There is s saying that time heals all wounds…but I have also found that it depends on what you are doing with that time.
I can recall in certain instances, I have held tightly to a grudge because I was not yet ready to pray for the person, to forgive.
In other instances, I can recall praying for someone, and then experiencing great calm.
In one instance, I recall praying for someone, not seeing the person for about a month or so. And, when I did, the first though in my head was, “oh yeah, I was supposed to be mad at you.” (Fortunately, I did not say this out loud.).
Why had my anger subsided?
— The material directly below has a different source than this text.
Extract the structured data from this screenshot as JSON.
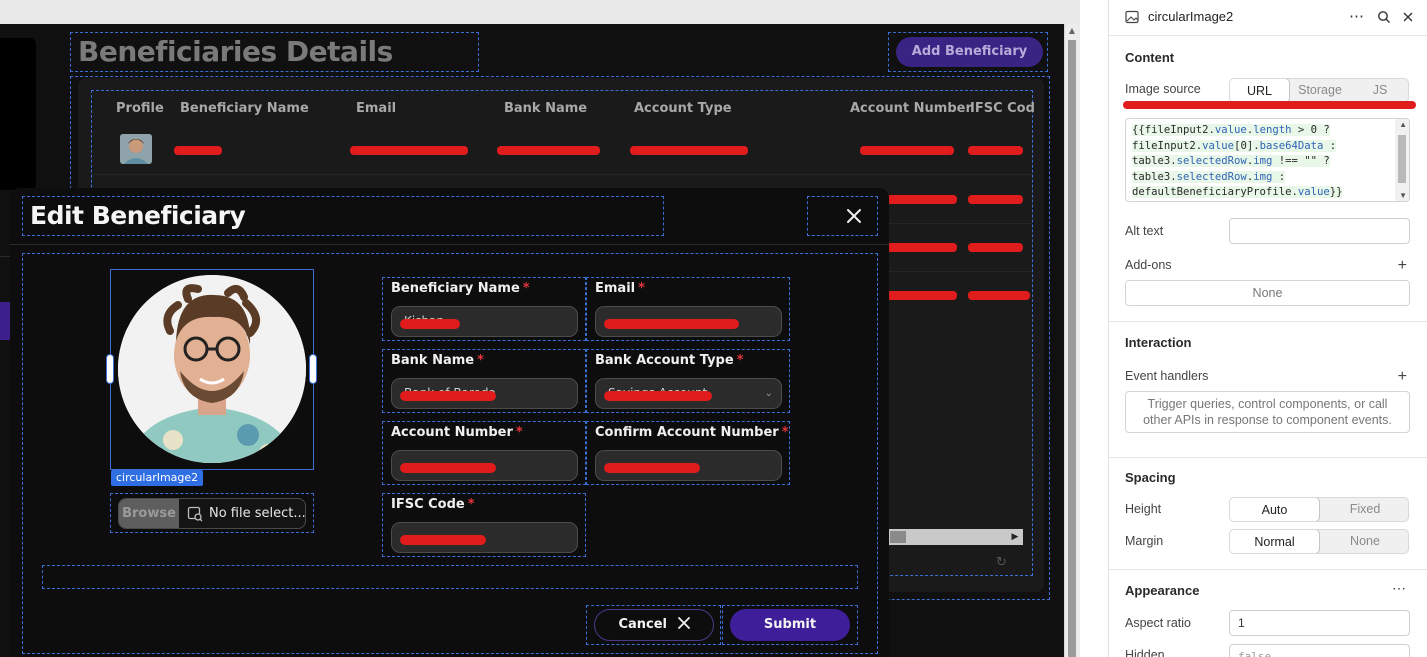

It was not because of my own efforts, but because of God’s gift and grace. And, in the interim, I had been praying for this person. I believe these prayers were examples of the necessary repetition we need in order to forgive others, to sustain ourselves with God’s mercy.
And, through both the positive and negative, I have learned something of the EFFECTIVENESS and the DEFECTIVNESS of NON-FORGIVENESS.
And, by “defective”, it does not mean that I was “defective”…but withholding the forgiveness was a defect, was a fault… and God can change this from “defect” to “effect”, when we allow him to work in our lives.
[_05_] We also need repetition to discover our true calling, our true selves in life.
This applies to me, it applies even to the 12 year old Jesus, the Son of God.
In this mysterious event at the Temple, Mary teaches us something about the need not only for speech but also for silence, for reflection, for prayer, especially when we are not sure what to say.
Jesus offered an explanation, “did you not know that I must be in my Father’s house?” (Luke 2:49).
Jesus is insisting that Mary must have known. And, in retrospect, it’s easy for us to say that Mary must have known. Did you not know? Didn’t the angel tell you?
Well, yes, Mary – and also Joseph – were visited by angels.
But, the angels did not give them a full text download with a timeline and a predefined list of mysteries.
They may – in their hearts – have anticipated the difficulty of separation, some fore knowledge that Jesus would be, as Simeon says, the “fall and the rise of many in Israel.”
Isn’t it true that we may also expect or anticipate difficulties or crises from time to time in marriage, in family, at school, at work? But, when they happen, we still ask “why?”
Mary asks “why” today.
Mary has said – as so many parents would – all she possibly can under the circumstances. But, then, she is silent, still and surely her example – her interior life with God – teaches Jesus something about his own survival, his own bond with God as his Father, and his own need for confidence in God.
Our Blessed Mother, Mary, also needed to hear this Good News more than once.
And, in this regard, Mary – together with Joseph– teaches us by their REPETITION –and repeated prayers - to keep all these things, pondering them, reflecting on them in her heart. [_fin_]